Records contained in a dataset
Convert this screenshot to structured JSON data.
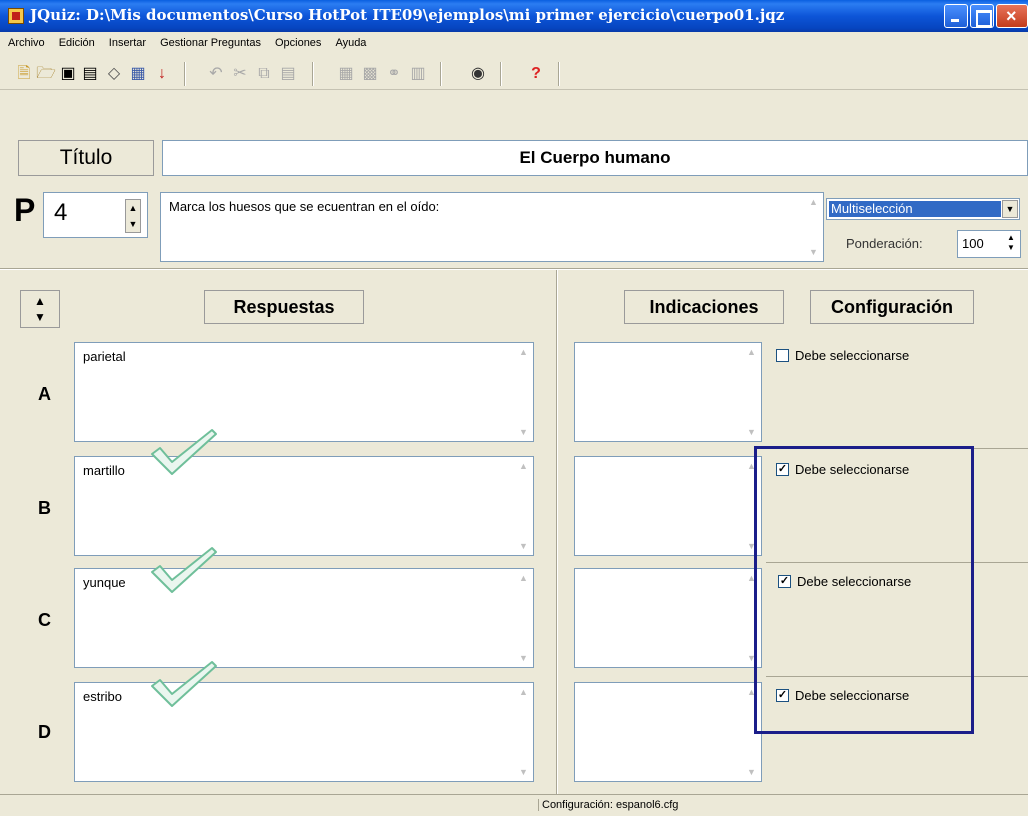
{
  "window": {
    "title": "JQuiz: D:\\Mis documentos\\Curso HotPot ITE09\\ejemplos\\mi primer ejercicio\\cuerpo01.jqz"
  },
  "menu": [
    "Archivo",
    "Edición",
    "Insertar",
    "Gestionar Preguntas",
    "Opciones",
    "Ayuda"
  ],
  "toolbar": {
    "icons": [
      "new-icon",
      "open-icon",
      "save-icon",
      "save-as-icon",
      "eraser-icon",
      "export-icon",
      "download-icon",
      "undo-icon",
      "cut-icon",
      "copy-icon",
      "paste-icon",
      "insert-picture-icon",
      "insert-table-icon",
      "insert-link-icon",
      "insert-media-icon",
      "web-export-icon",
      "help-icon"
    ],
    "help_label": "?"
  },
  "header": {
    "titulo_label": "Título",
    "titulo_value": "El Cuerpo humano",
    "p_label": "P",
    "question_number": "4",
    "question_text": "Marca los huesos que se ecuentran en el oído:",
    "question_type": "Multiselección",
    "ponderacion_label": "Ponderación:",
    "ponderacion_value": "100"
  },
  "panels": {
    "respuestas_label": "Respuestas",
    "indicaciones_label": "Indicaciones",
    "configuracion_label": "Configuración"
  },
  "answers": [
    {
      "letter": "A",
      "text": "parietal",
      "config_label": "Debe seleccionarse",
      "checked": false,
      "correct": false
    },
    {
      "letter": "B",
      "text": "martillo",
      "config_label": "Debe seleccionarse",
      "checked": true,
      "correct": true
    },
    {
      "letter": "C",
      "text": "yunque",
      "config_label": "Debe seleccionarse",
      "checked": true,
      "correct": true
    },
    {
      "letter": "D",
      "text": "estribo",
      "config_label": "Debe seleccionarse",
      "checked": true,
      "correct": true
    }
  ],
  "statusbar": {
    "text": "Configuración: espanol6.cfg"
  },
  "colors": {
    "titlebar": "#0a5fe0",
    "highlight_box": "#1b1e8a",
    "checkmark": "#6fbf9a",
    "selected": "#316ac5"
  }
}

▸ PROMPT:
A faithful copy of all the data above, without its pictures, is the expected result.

▸ EXPECTED OUTPUT:
Convert this screenshot to structured JSON data.
{
  "window": {
    "title": "JQuiz: D:\\Mis documentos\\Curso HotPot ITE09\\ejemplos\\mi primer ejercicio\\cuerpo01.jqz"
  },
  "menu": [
    "Archivo",
    "Edición",
    "Insertar",
    "Gestionar Preguntas",
    "Opciones",
    "Ayuda"
  ],
  "toolbar": {
    "icons": [
      "new-icon",
      "open-icon",
      "save-icon",
      "save-as-icon",
      "eraser-icon",
      "export-icon",
      "download-icon",
      "undo-icon",
      "cut-icon",
      "copy-icon",
      "paste-icon",
      "insert-picture-icon",
      "insert-table-icon",
      "insert-link-icon",
      "insert-media-icon",
      "web-export-icon",
      "help-icon"
    ],
    "help_label": "?"
  },
  "header": {
    "titulo_label": "Título",
    "titulo_value": "El Cuerpo humano",
    "p_label": "P",
    "question_number": "4",
    "question_text": "Marca los huesos que se ecuentran en el oído:",
    "question_type": "Multiselección",
    "ponderacion_label": "Ponderación:",
    "ponderacion_value": "100"
  },
  "panels": {
    "respuestas_label": "Respuestas",
    "indicaciones_label": "Indicaciones",
    "configuracion_label": "Configuración"
  },
  "answers": [
    {
      "letter": "A",
      "text": "parietal",
      "config_label": "Debe seleccionarse",
      "checked": false,
      "correct": false
    },
    {
      "letter": "B",
      "text": "martillo",
      "config_label": "Debe seleccionarse",
      "checked": true,
      "correct": true
    },
    {
      "letter": "C",
      "text": "yunque",
      "config_label": "Debe seleccionarse",
      "checked": true,
      "correct": true
    },
    {
      "letter": "D",
      "text": "estribo",
      "config_label": "Debe seleccionarse",
      "checked": true,
      "correct": true
    }
  ],
  "statusbar": {
    "text": "Configuración: espanol6.cfg"
  },
  "colors": {
    "titlebar": "#0a5fe0",
    "highlight_box": "#1b1e8a",
    "checkmark": "#6fbf9a",
    "selected": "#316ac5"
  }
}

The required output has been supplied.